--- DATA TO PROCESS Enclosed Below ---

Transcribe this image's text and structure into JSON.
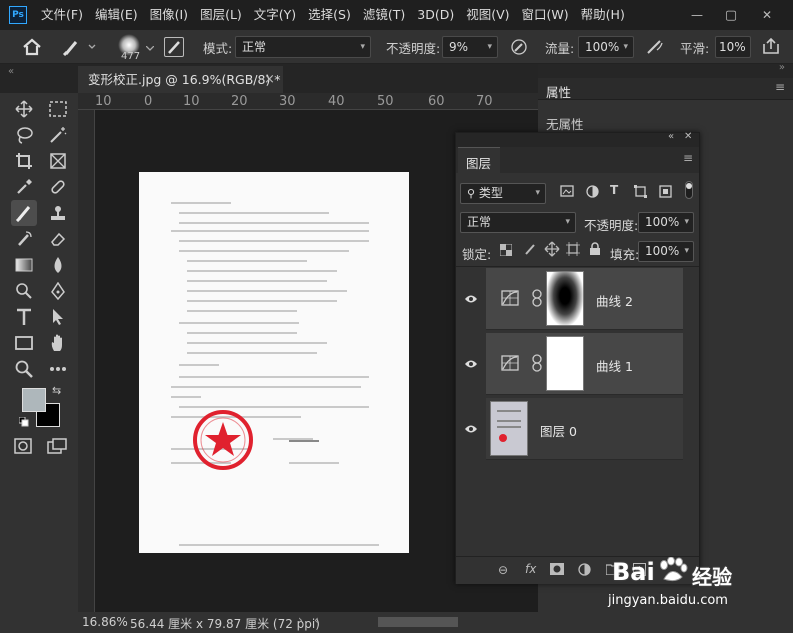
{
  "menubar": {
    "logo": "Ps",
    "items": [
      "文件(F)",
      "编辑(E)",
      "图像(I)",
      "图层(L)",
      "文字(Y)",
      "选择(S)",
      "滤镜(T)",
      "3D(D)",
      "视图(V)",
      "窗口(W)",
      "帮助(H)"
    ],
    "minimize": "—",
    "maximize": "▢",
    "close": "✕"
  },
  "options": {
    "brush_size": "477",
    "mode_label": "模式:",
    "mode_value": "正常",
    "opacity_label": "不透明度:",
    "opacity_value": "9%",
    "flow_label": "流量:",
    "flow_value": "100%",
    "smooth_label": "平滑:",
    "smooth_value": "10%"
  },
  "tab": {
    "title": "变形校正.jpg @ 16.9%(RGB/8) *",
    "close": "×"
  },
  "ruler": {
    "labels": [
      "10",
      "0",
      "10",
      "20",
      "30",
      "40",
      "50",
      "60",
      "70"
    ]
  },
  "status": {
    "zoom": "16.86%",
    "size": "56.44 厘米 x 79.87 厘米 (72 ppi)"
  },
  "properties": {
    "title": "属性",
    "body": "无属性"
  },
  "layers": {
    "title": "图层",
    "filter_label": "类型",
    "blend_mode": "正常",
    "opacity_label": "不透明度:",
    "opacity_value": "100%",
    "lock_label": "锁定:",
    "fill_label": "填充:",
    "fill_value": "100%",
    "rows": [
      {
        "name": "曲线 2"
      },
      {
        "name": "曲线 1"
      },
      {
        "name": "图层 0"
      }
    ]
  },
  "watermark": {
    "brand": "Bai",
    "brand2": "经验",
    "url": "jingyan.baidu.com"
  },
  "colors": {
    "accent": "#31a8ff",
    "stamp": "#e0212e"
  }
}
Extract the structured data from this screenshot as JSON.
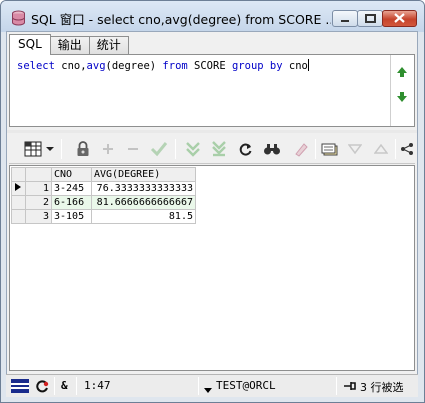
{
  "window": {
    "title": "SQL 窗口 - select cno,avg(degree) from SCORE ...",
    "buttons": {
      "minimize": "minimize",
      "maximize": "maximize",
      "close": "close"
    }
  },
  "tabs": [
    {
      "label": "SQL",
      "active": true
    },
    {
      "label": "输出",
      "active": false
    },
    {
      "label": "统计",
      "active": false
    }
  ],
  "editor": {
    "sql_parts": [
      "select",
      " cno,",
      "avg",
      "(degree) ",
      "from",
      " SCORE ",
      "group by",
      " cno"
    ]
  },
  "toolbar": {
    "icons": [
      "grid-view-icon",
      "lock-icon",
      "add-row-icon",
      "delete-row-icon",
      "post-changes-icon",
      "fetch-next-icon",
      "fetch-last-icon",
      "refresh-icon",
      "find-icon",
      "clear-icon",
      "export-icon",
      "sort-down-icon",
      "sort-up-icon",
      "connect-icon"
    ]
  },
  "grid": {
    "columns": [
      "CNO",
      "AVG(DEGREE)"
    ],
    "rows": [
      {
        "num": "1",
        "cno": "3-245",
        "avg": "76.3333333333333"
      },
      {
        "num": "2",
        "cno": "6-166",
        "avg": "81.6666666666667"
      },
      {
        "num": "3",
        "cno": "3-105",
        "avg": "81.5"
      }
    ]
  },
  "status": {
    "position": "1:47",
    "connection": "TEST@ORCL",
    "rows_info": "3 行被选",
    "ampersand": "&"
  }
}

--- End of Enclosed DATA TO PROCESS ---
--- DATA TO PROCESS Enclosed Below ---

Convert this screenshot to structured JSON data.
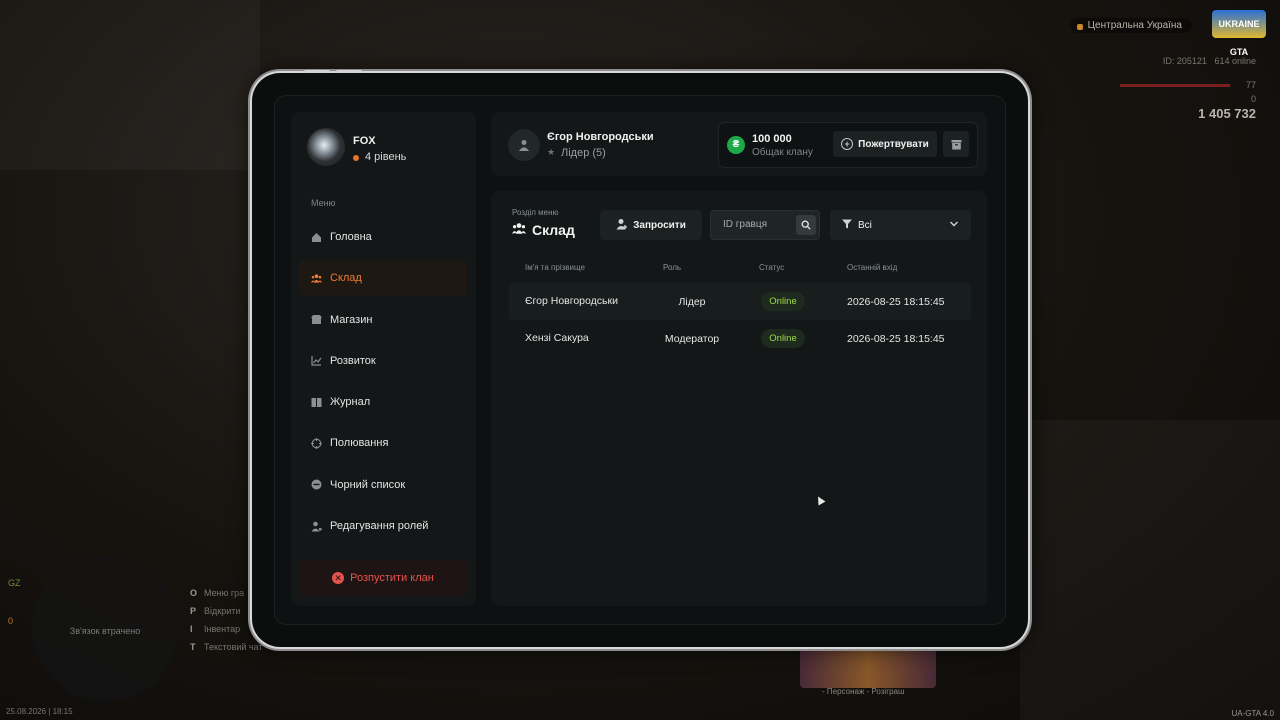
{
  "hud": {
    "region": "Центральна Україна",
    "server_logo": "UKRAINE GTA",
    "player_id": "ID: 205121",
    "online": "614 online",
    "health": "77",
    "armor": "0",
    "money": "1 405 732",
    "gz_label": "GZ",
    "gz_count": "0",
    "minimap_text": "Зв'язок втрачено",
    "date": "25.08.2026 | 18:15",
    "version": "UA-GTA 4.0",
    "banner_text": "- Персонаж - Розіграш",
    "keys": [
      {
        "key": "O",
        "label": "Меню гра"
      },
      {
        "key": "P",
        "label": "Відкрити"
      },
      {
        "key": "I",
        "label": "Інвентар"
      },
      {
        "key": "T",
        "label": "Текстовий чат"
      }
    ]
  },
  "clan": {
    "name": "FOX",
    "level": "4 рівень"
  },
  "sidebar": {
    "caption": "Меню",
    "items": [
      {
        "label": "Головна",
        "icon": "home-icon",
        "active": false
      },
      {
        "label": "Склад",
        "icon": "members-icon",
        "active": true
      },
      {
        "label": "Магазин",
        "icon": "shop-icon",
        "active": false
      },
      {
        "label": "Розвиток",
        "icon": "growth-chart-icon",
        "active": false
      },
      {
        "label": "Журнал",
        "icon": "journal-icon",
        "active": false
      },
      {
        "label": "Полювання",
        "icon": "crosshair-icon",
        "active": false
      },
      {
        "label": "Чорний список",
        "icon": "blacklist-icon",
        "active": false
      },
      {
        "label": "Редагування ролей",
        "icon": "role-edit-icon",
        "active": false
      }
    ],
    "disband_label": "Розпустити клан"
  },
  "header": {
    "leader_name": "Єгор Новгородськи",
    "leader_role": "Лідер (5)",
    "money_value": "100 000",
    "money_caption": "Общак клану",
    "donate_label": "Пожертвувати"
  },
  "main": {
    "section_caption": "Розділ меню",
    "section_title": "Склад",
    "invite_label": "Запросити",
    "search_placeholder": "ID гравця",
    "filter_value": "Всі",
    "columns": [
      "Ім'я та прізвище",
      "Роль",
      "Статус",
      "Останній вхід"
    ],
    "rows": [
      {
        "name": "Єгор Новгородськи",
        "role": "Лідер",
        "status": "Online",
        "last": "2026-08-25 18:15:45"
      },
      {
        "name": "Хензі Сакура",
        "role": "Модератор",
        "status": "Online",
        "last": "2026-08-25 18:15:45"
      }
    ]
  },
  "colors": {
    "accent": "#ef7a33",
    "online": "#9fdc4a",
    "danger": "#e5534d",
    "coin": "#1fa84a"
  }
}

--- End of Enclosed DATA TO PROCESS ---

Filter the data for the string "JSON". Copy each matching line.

Transcribe this image's text and structure into JSON.
Extract the structured data from this screenshot as JSON.
Convert this screenshot to structured JSON data.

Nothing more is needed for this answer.